Start of Data provided

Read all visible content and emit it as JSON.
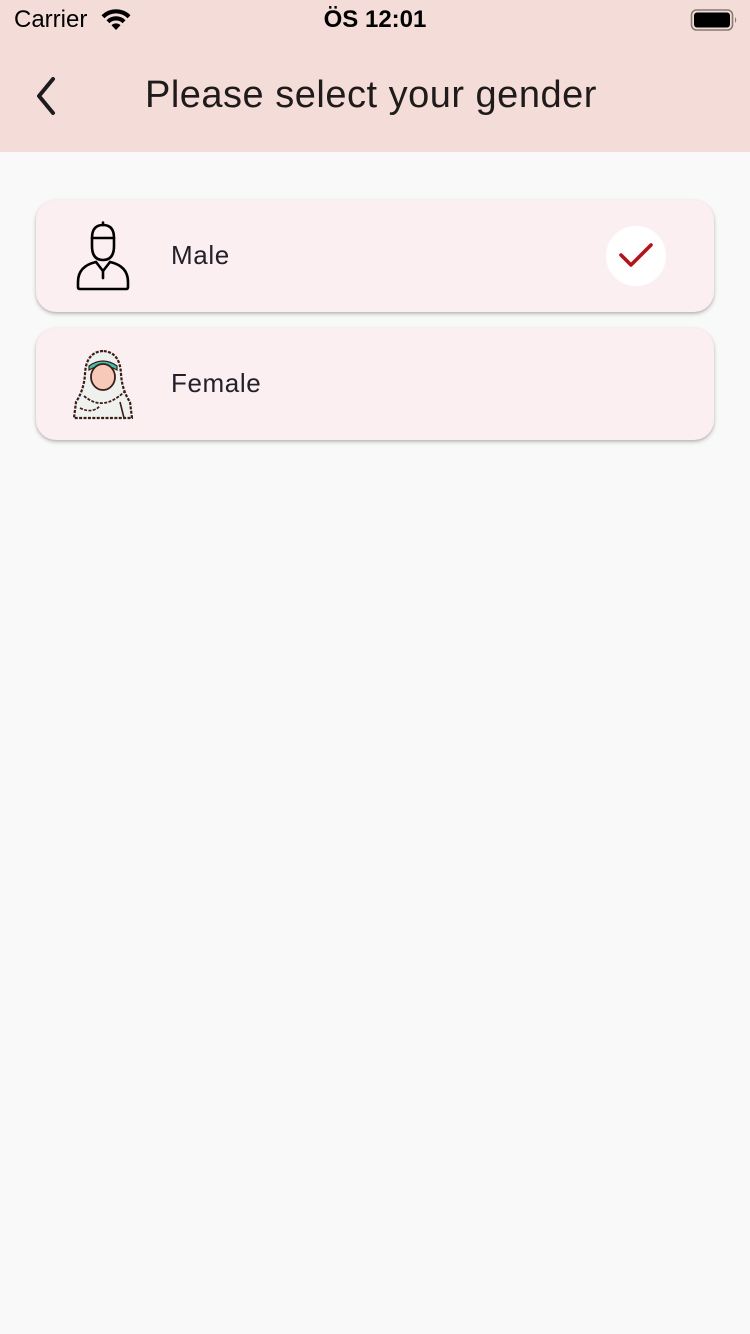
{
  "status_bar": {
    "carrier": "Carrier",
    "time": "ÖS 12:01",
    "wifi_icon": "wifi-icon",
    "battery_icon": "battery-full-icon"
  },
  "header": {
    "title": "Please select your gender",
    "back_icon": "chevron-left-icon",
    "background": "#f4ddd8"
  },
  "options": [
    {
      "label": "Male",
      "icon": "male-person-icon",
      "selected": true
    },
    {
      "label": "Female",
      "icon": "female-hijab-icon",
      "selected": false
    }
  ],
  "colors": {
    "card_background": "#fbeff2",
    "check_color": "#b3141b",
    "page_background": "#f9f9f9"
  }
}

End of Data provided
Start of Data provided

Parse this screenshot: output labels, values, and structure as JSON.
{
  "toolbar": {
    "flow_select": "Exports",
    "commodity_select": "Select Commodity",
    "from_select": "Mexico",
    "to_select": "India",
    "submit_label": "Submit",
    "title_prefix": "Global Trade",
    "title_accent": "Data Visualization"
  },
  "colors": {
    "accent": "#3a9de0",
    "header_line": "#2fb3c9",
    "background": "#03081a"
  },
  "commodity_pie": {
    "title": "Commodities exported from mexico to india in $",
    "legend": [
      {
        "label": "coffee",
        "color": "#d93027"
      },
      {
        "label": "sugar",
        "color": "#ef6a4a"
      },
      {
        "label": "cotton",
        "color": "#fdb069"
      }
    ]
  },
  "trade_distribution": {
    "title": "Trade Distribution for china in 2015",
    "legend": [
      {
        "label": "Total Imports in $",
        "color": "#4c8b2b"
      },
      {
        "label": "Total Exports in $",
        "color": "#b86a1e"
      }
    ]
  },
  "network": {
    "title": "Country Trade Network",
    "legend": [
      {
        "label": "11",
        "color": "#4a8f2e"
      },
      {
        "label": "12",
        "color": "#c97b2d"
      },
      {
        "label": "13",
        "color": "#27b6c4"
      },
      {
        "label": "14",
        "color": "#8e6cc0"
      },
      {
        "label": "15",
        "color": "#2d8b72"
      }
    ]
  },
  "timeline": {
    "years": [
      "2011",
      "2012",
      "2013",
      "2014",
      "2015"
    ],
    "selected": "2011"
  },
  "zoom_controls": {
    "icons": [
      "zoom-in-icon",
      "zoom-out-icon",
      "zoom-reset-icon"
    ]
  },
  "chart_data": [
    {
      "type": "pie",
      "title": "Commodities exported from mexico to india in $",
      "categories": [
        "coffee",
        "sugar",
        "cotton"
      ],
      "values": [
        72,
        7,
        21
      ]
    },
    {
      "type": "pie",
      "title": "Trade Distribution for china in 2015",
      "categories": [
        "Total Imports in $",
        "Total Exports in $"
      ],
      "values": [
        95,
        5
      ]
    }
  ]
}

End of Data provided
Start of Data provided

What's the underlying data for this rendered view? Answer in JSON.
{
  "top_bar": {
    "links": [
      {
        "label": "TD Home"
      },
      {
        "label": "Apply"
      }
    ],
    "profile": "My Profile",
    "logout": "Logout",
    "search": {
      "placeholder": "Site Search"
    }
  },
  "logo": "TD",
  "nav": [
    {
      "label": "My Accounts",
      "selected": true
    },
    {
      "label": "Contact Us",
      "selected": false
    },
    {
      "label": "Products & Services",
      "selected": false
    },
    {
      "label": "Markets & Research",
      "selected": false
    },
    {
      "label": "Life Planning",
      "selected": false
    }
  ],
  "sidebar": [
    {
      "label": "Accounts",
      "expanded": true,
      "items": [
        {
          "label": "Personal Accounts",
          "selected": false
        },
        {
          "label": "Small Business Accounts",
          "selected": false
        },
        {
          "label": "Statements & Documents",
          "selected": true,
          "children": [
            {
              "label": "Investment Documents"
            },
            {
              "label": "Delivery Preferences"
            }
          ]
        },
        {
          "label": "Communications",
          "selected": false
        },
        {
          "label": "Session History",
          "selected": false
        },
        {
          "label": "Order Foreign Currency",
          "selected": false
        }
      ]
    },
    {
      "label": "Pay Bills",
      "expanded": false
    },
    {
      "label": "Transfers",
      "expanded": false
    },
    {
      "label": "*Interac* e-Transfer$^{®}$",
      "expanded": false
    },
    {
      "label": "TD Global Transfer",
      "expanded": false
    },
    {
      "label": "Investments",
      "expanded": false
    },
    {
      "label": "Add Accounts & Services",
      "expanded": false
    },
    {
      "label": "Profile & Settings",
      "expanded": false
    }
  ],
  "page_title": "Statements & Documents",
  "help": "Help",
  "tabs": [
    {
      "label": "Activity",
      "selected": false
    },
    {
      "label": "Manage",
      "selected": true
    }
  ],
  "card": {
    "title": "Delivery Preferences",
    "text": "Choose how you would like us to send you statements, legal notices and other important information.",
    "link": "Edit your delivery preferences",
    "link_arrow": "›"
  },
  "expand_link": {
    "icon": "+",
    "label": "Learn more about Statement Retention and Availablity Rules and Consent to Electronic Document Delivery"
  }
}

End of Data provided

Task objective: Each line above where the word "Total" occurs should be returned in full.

The completed task:
        "label": "Total Imports in $",
        "label": "Total Exports in $",
        "Total Imports in $",
        "Total Exports in $"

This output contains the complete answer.